Items from an interface collection
-------

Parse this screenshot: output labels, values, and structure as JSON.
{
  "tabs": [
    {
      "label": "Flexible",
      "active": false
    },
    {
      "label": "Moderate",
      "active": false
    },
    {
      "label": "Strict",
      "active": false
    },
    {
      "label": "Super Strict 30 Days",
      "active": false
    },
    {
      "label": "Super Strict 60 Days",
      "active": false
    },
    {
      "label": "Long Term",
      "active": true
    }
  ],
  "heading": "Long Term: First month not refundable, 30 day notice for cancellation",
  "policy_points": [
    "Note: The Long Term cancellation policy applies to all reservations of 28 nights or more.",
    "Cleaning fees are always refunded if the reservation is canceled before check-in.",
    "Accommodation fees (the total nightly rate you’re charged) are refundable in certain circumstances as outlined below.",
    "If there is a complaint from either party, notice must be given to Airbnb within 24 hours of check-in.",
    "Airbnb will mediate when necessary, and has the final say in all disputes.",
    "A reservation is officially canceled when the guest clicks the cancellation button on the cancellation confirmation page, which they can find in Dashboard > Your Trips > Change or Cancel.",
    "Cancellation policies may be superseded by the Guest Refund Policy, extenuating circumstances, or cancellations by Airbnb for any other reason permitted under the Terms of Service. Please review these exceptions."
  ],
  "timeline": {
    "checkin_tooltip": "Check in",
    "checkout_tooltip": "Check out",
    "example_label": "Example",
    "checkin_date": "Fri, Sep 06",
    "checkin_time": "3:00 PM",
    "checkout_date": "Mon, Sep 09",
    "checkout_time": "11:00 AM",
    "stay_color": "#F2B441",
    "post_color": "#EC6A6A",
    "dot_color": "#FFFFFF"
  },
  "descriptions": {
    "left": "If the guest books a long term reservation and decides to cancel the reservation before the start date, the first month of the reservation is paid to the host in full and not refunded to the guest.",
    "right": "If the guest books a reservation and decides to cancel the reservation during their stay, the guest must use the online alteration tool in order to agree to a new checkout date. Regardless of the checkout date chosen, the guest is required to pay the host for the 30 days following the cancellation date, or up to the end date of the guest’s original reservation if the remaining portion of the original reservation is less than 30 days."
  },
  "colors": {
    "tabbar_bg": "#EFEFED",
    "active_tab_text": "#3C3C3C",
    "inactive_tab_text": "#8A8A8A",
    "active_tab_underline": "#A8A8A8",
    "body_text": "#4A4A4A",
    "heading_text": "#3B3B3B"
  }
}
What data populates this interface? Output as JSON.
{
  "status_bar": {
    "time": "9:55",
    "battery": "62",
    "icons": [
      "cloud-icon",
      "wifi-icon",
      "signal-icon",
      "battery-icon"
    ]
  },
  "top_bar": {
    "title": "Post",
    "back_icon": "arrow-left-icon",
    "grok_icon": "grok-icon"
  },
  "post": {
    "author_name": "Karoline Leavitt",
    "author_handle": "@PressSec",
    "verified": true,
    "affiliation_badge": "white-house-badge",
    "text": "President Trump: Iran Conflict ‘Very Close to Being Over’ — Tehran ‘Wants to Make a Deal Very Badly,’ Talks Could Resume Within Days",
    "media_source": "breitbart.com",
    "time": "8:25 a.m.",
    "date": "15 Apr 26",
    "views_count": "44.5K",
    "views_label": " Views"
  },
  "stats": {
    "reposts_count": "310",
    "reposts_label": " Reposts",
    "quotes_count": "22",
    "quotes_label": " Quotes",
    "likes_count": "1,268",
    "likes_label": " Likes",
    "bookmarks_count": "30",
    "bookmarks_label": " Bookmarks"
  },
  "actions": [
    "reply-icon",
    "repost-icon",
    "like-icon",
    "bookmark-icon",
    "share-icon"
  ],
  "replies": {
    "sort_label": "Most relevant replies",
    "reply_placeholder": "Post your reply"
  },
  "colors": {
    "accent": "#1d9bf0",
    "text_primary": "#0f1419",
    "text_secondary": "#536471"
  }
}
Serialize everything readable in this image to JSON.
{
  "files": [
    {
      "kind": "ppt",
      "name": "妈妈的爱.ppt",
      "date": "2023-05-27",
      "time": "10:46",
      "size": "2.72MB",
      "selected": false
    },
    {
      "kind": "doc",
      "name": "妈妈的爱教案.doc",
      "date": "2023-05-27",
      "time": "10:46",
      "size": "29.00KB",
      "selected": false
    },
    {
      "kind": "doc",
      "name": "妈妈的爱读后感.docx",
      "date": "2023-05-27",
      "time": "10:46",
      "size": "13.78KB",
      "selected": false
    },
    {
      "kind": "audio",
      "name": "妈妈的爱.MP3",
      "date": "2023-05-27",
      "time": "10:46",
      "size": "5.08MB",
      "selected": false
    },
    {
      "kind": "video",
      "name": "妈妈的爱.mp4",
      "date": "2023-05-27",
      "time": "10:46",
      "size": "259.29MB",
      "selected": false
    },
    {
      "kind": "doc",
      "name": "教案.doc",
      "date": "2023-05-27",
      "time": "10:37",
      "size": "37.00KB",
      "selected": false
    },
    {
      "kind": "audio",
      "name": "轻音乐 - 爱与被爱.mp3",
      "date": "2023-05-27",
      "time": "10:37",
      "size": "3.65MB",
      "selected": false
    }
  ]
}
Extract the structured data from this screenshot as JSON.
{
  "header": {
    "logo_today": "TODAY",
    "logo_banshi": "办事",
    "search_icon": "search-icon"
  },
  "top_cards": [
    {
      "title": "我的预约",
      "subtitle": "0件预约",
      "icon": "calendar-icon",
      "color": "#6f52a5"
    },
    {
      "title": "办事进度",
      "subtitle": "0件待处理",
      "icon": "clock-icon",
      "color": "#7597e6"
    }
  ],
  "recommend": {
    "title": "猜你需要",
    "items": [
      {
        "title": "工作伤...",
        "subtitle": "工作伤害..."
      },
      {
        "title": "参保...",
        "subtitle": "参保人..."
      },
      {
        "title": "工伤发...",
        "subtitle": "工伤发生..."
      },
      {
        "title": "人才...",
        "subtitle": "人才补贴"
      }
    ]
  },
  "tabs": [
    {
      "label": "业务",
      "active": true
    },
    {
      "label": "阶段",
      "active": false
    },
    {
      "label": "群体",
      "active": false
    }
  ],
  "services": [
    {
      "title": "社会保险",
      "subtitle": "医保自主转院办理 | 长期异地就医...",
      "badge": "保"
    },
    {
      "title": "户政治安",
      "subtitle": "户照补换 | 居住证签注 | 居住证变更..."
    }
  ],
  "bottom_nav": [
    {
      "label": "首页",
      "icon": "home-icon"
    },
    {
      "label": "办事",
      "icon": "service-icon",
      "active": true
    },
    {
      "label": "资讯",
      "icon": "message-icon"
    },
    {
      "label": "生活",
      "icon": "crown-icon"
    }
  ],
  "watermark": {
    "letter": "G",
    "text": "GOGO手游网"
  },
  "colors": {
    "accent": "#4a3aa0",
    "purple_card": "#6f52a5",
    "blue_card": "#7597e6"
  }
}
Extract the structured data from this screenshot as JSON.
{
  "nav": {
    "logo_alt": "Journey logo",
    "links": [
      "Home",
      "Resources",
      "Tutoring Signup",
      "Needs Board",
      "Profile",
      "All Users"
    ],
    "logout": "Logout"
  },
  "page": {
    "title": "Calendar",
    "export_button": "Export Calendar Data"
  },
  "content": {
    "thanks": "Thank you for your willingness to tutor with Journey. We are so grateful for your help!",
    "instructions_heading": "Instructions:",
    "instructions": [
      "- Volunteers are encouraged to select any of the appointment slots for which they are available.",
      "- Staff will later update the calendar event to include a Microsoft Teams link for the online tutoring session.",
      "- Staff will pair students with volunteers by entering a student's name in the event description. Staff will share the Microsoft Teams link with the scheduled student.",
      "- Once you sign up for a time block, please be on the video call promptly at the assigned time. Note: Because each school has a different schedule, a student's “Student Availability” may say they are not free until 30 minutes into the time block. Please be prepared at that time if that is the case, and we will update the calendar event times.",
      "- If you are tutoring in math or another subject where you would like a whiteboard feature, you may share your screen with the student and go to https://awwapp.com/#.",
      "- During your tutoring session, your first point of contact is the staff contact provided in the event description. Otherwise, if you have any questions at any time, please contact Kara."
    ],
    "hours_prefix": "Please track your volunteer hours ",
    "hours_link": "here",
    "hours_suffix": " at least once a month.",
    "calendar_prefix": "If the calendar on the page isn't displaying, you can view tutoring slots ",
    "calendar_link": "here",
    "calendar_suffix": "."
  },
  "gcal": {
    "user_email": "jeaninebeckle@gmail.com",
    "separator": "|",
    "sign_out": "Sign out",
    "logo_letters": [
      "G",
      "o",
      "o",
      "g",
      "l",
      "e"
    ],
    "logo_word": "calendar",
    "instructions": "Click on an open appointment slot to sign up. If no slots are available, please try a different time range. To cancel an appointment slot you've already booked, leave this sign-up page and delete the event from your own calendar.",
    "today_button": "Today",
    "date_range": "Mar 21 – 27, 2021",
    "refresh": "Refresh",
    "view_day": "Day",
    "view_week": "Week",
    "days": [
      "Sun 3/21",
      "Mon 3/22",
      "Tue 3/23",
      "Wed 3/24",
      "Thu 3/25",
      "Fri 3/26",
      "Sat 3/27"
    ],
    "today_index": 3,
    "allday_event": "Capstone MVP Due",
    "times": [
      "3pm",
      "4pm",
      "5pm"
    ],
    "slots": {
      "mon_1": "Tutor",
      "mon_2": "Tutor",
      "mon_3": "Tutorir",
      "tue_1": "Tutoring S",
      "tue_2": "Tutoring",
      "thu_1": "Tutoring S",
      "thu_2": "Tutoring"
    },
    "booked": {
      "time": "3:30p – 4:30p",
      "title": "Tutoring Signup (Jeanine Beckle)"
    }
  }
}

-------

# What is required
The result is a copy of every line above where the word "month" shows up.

# Task result
  "heading": "Long Term: First month not refundable, 30 day notice for cancellation",
    "left": "If the guest books a long term reservation and decides to cancel the reservation before the start date, the first month of the reservation is paid to the host in full and not refunded to the guest.",
    "hours_suffix": " at least once a month.",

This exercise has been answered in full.